- _WORK INSTRUCTION_
When copying the records below, keep every word as it is and drop the images.

☆ ☆ ☆ ☆

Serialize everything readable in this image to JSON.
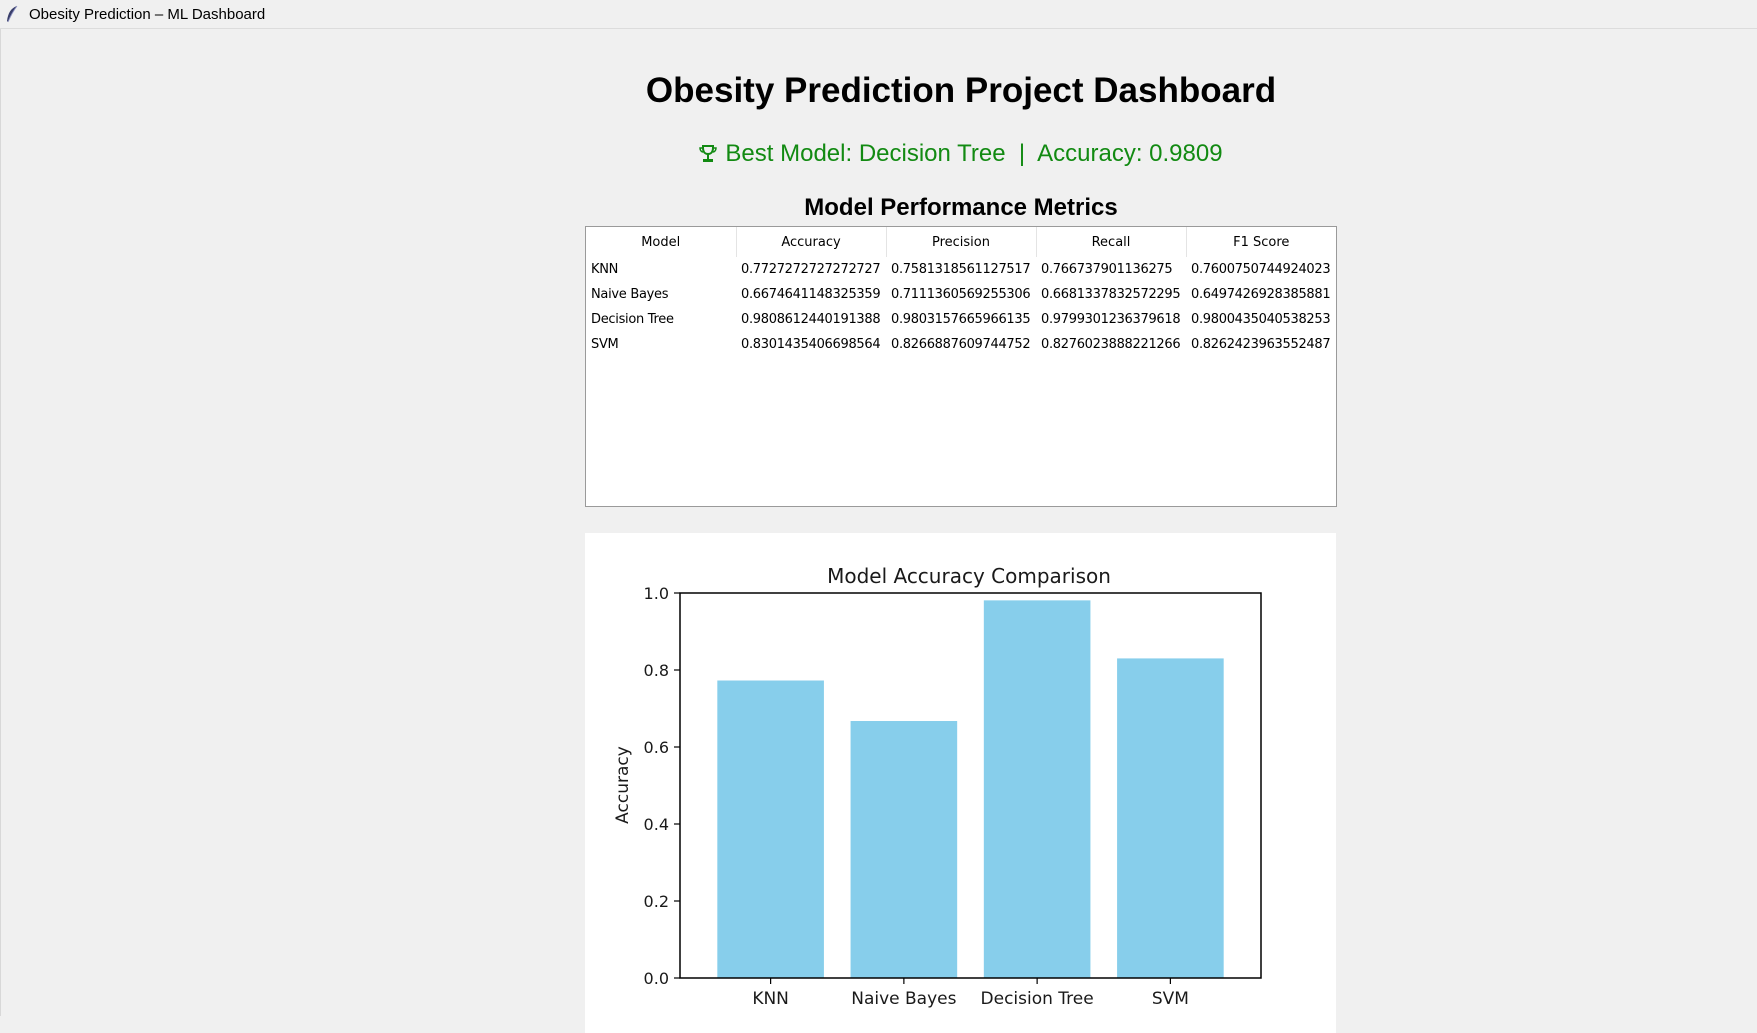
{
  "window": {
    "title": "Obesity Prediction – ML Dashboard",
    "icon": "feather-icon"
  },
  "heading": "Obesity Prediction Project Dashboard",
  "best_model": {
    "icon": "trophy-icon",
    "text": "Best Model: Decision Tree  |  Accuracy: 0.9809",
    "color": "#128a12"
  },
  "metrics": {
    "heading": "Model Performance Metrics",
    "columns": [
      "Model",
      "Accuracy",
      "Precision",
      "Recall",
      "F1 Score"
    ],
    "rows": [
      [
        "KNN",
        "0.7727272727272727",
        "0.7581318561127517",
        "0.766737901136275",
        "0.7600750744924023"
      ],
      [
        "Naive Bayes",
        "0.6674641148325359",
        "0.7111360569255306",
        "0.6681337832572295",
        "0.6497426928385881"
      ],
      [
        "Decision Tree",
        "0.9808612440191388",
        "0.9803157665966135",
        "0.9799301236379618",
        "0.9800435040538253"
      ],
      [
        "SVM",
        "0.8301435406698564",
        "0.8266887609744752",
        "0.8276023888221266",
        "0.8262423963552487"
      ]
    ]
  },
  "chart_data": {
    "type": "bar",
    "title": "Model Accuracy Comparison",
    "xlabel": "",
    "ylabel": "Accuracy",
    "categories": [
      "KNN",
      "Naive Bayes",
      "Decision Tree",
      "SVM"
    ],
    "values": [
      0.7727,
      0.6675,
      0.9809,
      0.8301
    ],
    "ylim": [
      0,
      1.0
    ],
    "yticks": [
      "0.0",
      "0.2",
      "0.4",
      "0.6",
      "0.8",
      "1.0"
    ],
    "bar_color": "#87ceeb",
    "grid": false,
    "legend": "none"
  }
}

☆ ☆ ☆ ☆

- _WRITTEN ANSWER_
Serialize everything readable in this image to JSON.
{
  "window": {
    "title": "Obesity Prediction – ML Dashboard",
    "icon": "feather-icon"
  },
  "heading": "Obesity Prediction Project Dashboard",
  "best_model": {
    "icon": "trophy-icon",
    "text": "Best Model: Decision Tree  |  Accuracy: 0.9809",
    "color": "#128a12"
  },
  "metrics": {
    "heading": "Model Performance Metrics",
    "columns": [
      "Model",
      "Accuracy",
      "Precision",
      "Recall",
      "F1 Score"
    ],
    "rows": [
      [
        "KNN",
        "0.7727272727272727",
        "0.7581318561127517",
        "0.766737901136275",
        "0.7600750744924023"
      ],
      [
        "Naive Bayes",
        "0.6674641148325359",
        "0.7111360569255306",
        "0.6681337832572295",
        "0.6497426928385881"
      ],
      [
        "Decision Tree",
        "0.9808612440191388",
        "0.9803157665966135",
        "0.9799301236379618",
        "0.9800435040538253"
      ],
      [
        "SVM",
        "0.8301435406698564",
        "0.8266887609744752",
        "0.8276023888221266",
        "0.8262423963552487"
      ]
    ]
  },
  "chart_data": {
    "type": "bar",
    "title": "Model Accuracy Comparison",
    "xlabel": "",
    "ylabel": "Accuracy",
    "categories": [
      "KNN",
      "Naive Bayes",
      "Decision Tree",
      "SVM"
    ],
    "values": [
      0.7727,
      0.6675,
      0.9809,
      0.8301
    ],
    "ylim": [
      0,
      1.0
    ],
    "yticks": [
      "0.0",
      "0.2",
      "0.4",
      "0.6",
      "0.8",
      "1.0"
    ],
    "bar_color": "#87ceeb",
    "grid": false,
    "legend": "none"
  }
}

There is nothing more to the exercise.